● **TRY IT**:
Please produce a character-exact copy of the listing that follows, omitting all images.

/---

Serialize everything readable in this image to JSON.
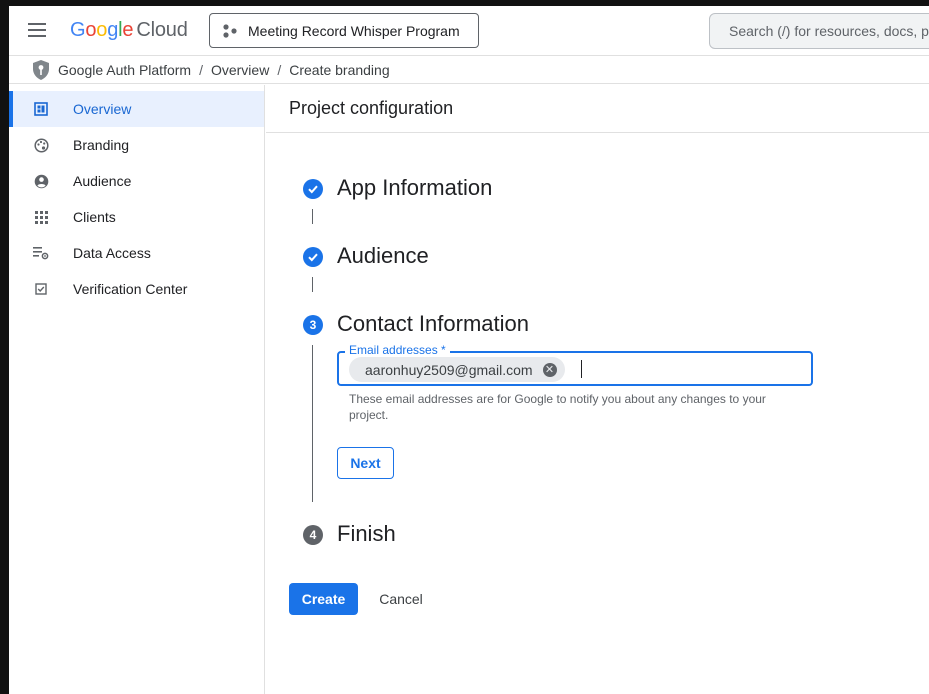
{
  "topbar": {
    "logo_letters": [
      "G",
      "o",
      "o",
      "g",
      "l",
      "e"
    ],
    "logo_suffix": "Cloud",
    "project_name": "Meeting Record Whisper Program",
    "search_placeholder": "Search (/) for resources, docs, products"
  },
  "breadcrumb": {
    "items": [
      "Google Auth Platform",
      "Overview",
      "Create branding"
    ],
    "separator": "/"
  },
  "sidebar": {
    "items": [
      {
        "label": "Overview",
        "icon": "dashboard-icon",
        "active": true
      },
      {
        "label": "Branding",
        "icon": "palette-icon",
        "active": false
      },
      {
        "label": "Audience",
        "icon": "account-circle-icon",
        "active": false
      },
      {
        "label": "Clients",
        "icon": "apps-grid-icon",
        "active": false
      },
      {
        "label": "Data Access",
        "icon": "list-settings-icon",
        "active": false
      },
      {
        "label": "Verification Center",
        "icon": "checkbox-icon",
        "active": false
      }
    ]
  },
  "main": {
    "title": "Project configuration",
    "steps": [
      {
        "number": "1",
        "title": "App Information",
        "status": "done"
      },
      {
        "number": "2",
        "title": "Audience",
        "status": "done"
      },
      {
        "number": "3",
        "title": "Contact Information",
        "status": "current"
      },
      {
        "number": "4",
        "title": "Finish",
        "status": "pending"
      }
    ],
    "email_field": {
      "label": "Email addresses *",
      "chip_value": "aaronhuy2509@gmail.com",
      "hint": "These email addresses are for Google to notify you about any changes to your project."
    },
    "next_label": "Next",
    "create_label": "Create",
    "cancel_label": "Cancel"
  },
  "colors": {
    "accent": "#1a73e8",
    "active_bg": "#e8f0fe",
    "pending_step": "#5f6368"
  }
}
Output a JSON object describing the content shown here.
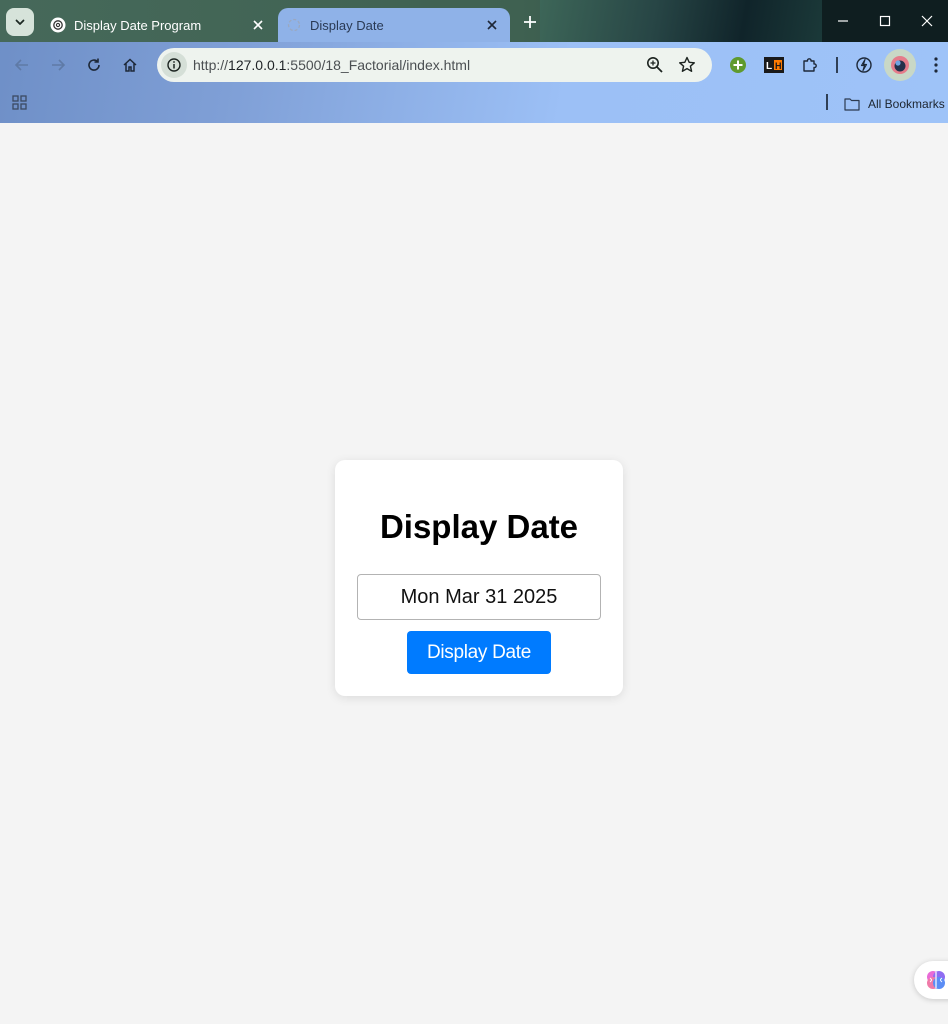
{
  "browser": {
    "tabs": [
      {
        "title": "Display Date Program",
        "active": false
      },
      {
        "title": "Display Date",
        "active": true
      }
    ],
    "address_bar": {
      "url_host": "127.0.0.1",
      "url_prefix": "http://",
      "url_suffix": ":5500/18_Factorial/index.html"
    },
    "bookmarks": {
      "folder_label": "All Bookmarks"
    },
    "extensions": [
      "plus-extension-icon",
      "lighthouse-extension-icon",
      "puzzle-extension-icon",
      "sync-extension-icon"
    ],
    "colors": {
      "tab_strip": "#46695a",
      "toolbar": "#9ec3f8",
      "omnibox": "#eef3ee"
    }
  },
  "page": {
    "heading": "Display Date",
    "date_field_value": "Mon Mar 31 2025",
    "button_label": "Display Date",
    "colors": {
      "background": "#f4f4f4",
      "card": "#ffffff",
      "button": "#007bff"
    }
  }
}
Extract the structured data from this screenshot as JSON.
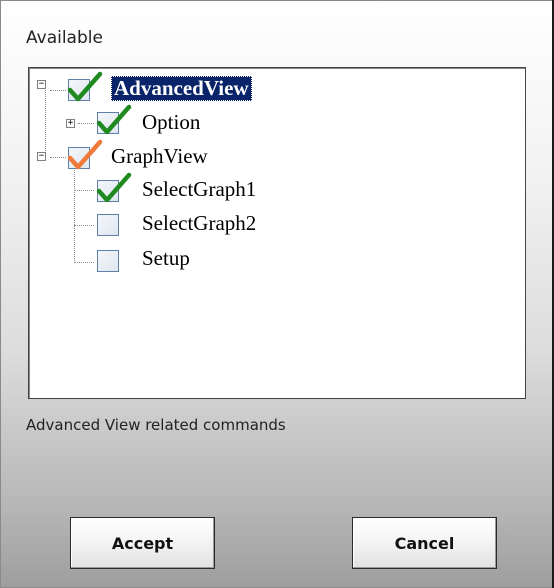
{
  "available_label": "Available",
  "tree": {
    "nodes": [
      {
        "label": "AdvancedView",
        "checked": true,
        "expander": "−"
      },
      {
        "label": "Option",
        "checked": true,
        "expander": "+"
      },
      {
        "label": "GraphView",
        "checked": "partial",
        "expander": "−"
      },
      {
        "label": "SelectGraph1",
        "checked": true
      },
      {
        "label": "SelectGraph2",
        "checked": false
      },
      {
        "label": "Setup",
        "checked": false
      }
    ]
  },
  "description": "Advanced View related commands",
  "buttons": {
    "accept": "Accept",
    "cancel": "Cancel"
  },
  "colors": {
    "check_green": "#1f8a1f",
    "check_partial": "#f07a3a",
    "selection_bg": "#0a246a"
  }
}
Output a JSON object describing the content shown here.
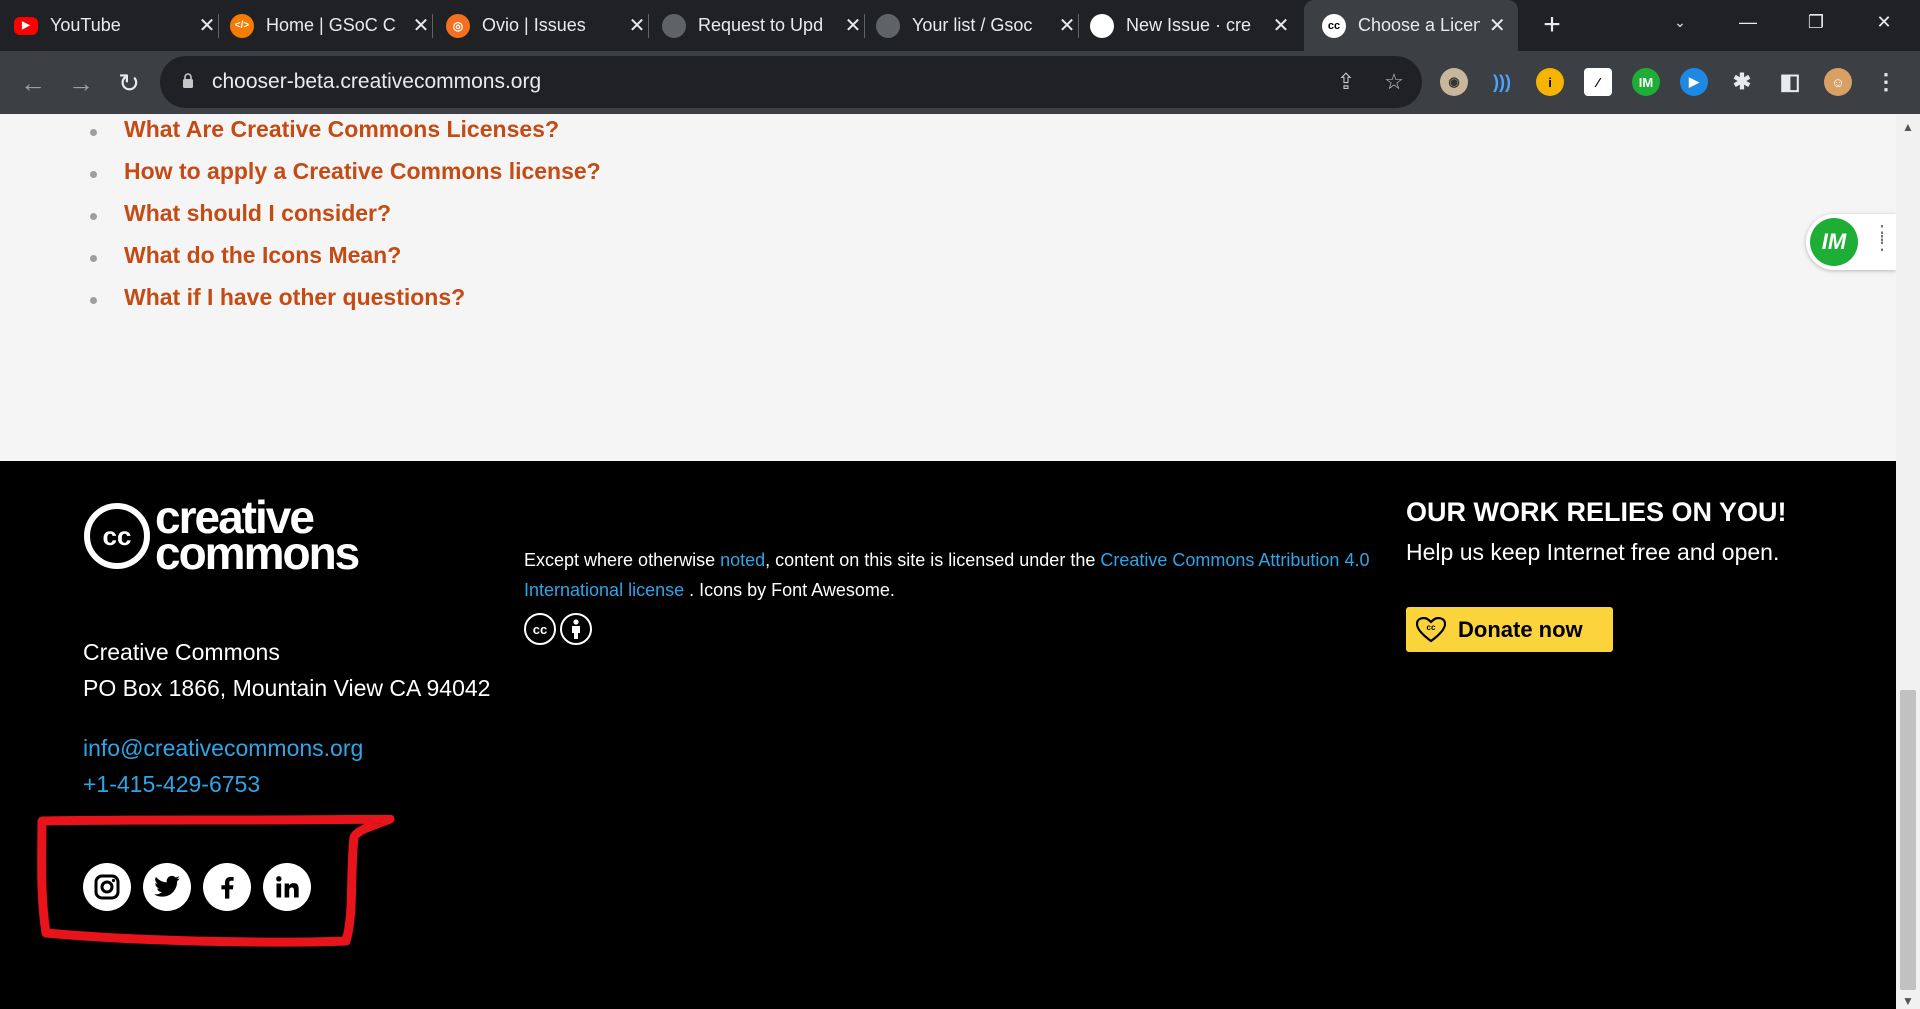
{
  "browser": {
    "tabs": [
      {
        "title": "YouTube",
        "favicon": "youtube-icon",
        "color": "#ff0000",
        "glyph": "▶"
      },
      {
        "title": "Home | GSoC C",
        "favicon": "gsoc-icon",
        "color": "#f57c00",
        "glyph": "</>"
      },
      {
        "title": "Ovio | Issues",
        "favicon": "ovio-icon",
        "color": "#f37021",
        "glyph": "◎"
      },
      {
        "title": "Request to Upd",
        "favicon": "github-icon",
        "color": "#3c3f43",
        "glyph": "●"
      },
      {
        "title": "Your list / Gsoc",
        "favicon": "github-icon",
        "color": "#3c3f43",
        "glyph": "●"
      },
      {
        "title": "New Issue · cre",
        "favicon": "github-icon",
        "color": "#ffffff",
        "glyph": "●"
      },
      {
        "title": "Choose a Licen",
        "favicon": "cc-icon",
        "color": "#ffffff",
        "glyph": "cc"
      }
    ],
    "close_glyph": "✕",
    "new_tab_glyph": "+",
    "url": "chooser-beta.creativecommons.org"
  },
  "faq": {
    "items": [
      "What Are Creative Commons Licenses?",
      "How to apply a Creative Commons license?",
      "What should I consider?",
      "What do the Icons Mean?",
      "What if I have other questions?"
    ]
  },
  "widget": {
    "label": "IM"
  },
  "footer": {
    "logo_text": [
      "creative",
      "commons"
    ],
    "org_name": "Creative Commons",
    "address": "PO Box 1866, Mountain View CA 94042",
    "email": "info@creativecommons.org",
    "phone": "+1-415-429-6753",
    "license_pre": "Except where otherwise ",
    "license_link1": "noted",
    "license_mid": ", content on this site is licensed under the ",
    "license_link2": "Creative Commons Attribution 4.0 International license",
    "license_post": " . Icons by Font Awesome.",
    "donate_heading": "OUR WORK RELIES ON YOU!",
    "donate_sub": "Help us keep Internet free and open.",
    "donate_button": "Donate now",
    "socials": [
      "instagram-icon",
      "twitter-icon",
      "facebook-icon",
      "linkedin-icon"
    ]
  },
  "colors": {
    "link_orange": "#c44b14",
    "link_blue": "#2fa4e7",
    "donate_yellow": "#fbd43c",
    "annotation_red": "#e8141c"
  }
}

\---

● **ANSWER SPACE**:
Serialize everything readable in this image to JSON.
{
  "topbar": {
    "logo_letters": [
      "G",
      "o",
      "o",
      "g",
      "l",
      "e"
    ],
    "logo_suffix": "Cloud",
    "project_name": "Meeting Record Whisper Program",
    "search_placeholder": "Search (/) for resources, docs, products"
  },
  "breadcrumb": {
    "items": [
      "Google Auth Platform",
      "Overview",
      "Create branding"
    ],
    "separator": "/"
  },
  "sidebar": {
    "items": [
      {
        "label": "Overview",
        "icon": "dashboard-icon",
        "active": true
      },
      {
        "label": "Branding",
        "icon": "palette-icon",
        "active": false
      },
      {
        "label": "Audience",
        "icon": "account-circle-icon",
        "active": false
      },
      {
        "label": "Clients",
        "icon": "apps-grid-icon",
        "active": false
      },
      {
        "label": "Data Access",
        "icon": "list-settings-icon",
        "active": false
      },
      {
        "label": "Verification Center",
        "icon": "checkbox-icon",
        "active": false
      }
    ]
  },
  "main": {
    "title": "Project configuration",
    "steps": [
      {
        "number": "1",
        "title": "App Information",
        "status": "done"
      },
      {
        "number": "2",
        "title": "Audience",
        "status": "done"
      },
      {
        "number": "3",
        "title": "Contact Information",
        "status": "current"
      },
      {
        "number": "4",
        "title": "Finish",
        "status": "pending"
      }
    ],
    "email_field": {
      "label": "Email addresses *",
      "chip_value": "aaronhuy2509@gmail.com",
      "hint": "These email addresses are for Google to notify you about any changes to your project."
    },
    "next_label": "Next",
    "create_label": "Create",
    "cancel_label": "Cancel"
  },
  "colors": {
    "accent": "#1a73e8",
    "active_bg": "#e8f0fe",
    "pending_step": "#5f6368"
  }
}
Output a JSON object describing the content shown here.
{
  "browser": {
    "tabs": [
      {
        "title": "Display Date Program",
        "active": false
      },
      {
        "title": "Display Date",
        "active": true
      }
    ],
    "address_bar": {
      "url_host": "127.0.0.1",
      "url_prefix": "http://",
      "url_suffix": ":5500/18_Factorial/index.html"
    },
    "bookmarks": {
      "folder_label": "All Bookmarks"
    },
    "extensions": [
      "plus-extension-icon",
      "lighthouse-extension-icon",
      "puzzle-extension-icon",
      "sync-extension-icon"
    ],
    "colors": {
      "tab_strip": "#46695a",
      "toolbar": "#9ec3f8",
      "omnibox": "#eef3ee"
    }
  },
  "page": {
    "heading": "Display Date",
    "date_field_value": "Mon Mar 31 2025",
    "button_label": "Display Date",
    "colors": {
      "background": "#f4f4f4",
      "card": "#ffffff",
      "button": "#007bff"
    }
  }
}
Extract the structured data from this screenshot as JSON.
{
  "available_label": "Available",
  "tree": {
    "nodes": [
      {
        "label": "AdvancedView",
        "checked": true,
        "expander": "−"
      },
      {
        "label": "Option",
        "checked": true,
        "expander": "+"
      },
      {
        "label": "GraphView",
        "checked": "partial",
        "expander": "−"
      },
      {
        "label": "SelectGraph1",
        "checked": true
      },
      {
        "label": "SelectGraph2",
        "checked": false
      },
      {
        "label": "Setup",
        "checked": false
      }
    ]
  },
  "description": "Advanced View related commands",
  "buttons": {
    "accept": "Accept",
    "cancel": "Cancel"
  },
  "colors": {
    "check_green": "#1f8a1f",
    "check_partial": "#f07a3a",
    "selection_bg": "#0a246a"
  }
}
Output a JSON object describing the content shown here.
{
  "browser": {
    "tabs": [
      {
        "title": "YouTube",
        "favicon": "youtube-icon",
        "color": "#ff0000",
        "glyph": "▶"
      },
      {
        "title": "Home | GSoC C",
        "favicon": "gsoc-icon",
        "color": "#f57c00",
        "glyph": "</>"
      },
      {
        "title": "Ovio | Issues",
        "favicon": "ovio-icon",
        "color": "#f37021",
        "glyph": "◎"
      },
      {
        "title": "Request to Upd",
        "favicon": "github-icon",
        "color": "#3c3f43",
        "glyph": "●"
      },
      {
        "title": "Your list / Gsoc",
        "favicon": "github-icon",
        "color": "#3c3f43",
        "glyph": "●"
      },
      {
        "title": "New Issue · cre",
        "favicon": "github-icon",
        "color": "#ffffff",
        "glyph": "●"
      },
      {
        "title": "Choose a Licen",
        "favicon": "cc-icon",
        "color": "#ffffff",
        "glyph": "cc"
      }
    ],
    "close_glyph": "✕",
    "new_tab_glyph": "+",
    "url": "chooser-beta.creativecommons.org"
  },
  "faq": {
    "items": [
      "What Are Creative Commons Licenses?",
      "How to apply a Creative Commons license?",
      "What should I consider?",
      "What do the Icons Mean?",
      "What if I have other questions?"
    ]
  },
  "widget": {
    "label": "IM"
  },
  "footer": {
    "logo_text": [
      "creative",
      "commons"
    ],
    "org_name": "Creative Commons",
    "address": "PO Box 1866, Mountain View CA 94042",
    "email": "info@creativecommons.org",
    "phone": "+1-415-429-6753",
    "license_pre": "Except where otherwise ",
    "license_link1": "noted",
    "license_mid": ", content on this site is licensed under the ",
    "license_link2": "Creative Commons Attribution 4.0 International license",
    "license_post": " . Icons by Font Awesome.",
    "donate_heading": "OUR WORK RELIES ON YOU!",
    "donate_sub": "Help us keep Internet free and open.",
    "donate_button": "Donate now",
    "socials": [
      "instagram-icon",
      "twitter-icon",
      "facebook-icon",
      "linkedin-icon"
    ]
  },
  "colors": {
    "link_orange": "#c44b14",
    "link_blue": "#2fa4e7",
    "donate_yellow": "#fbd43c",
    "annotation_red": "#e8141c"
  }
}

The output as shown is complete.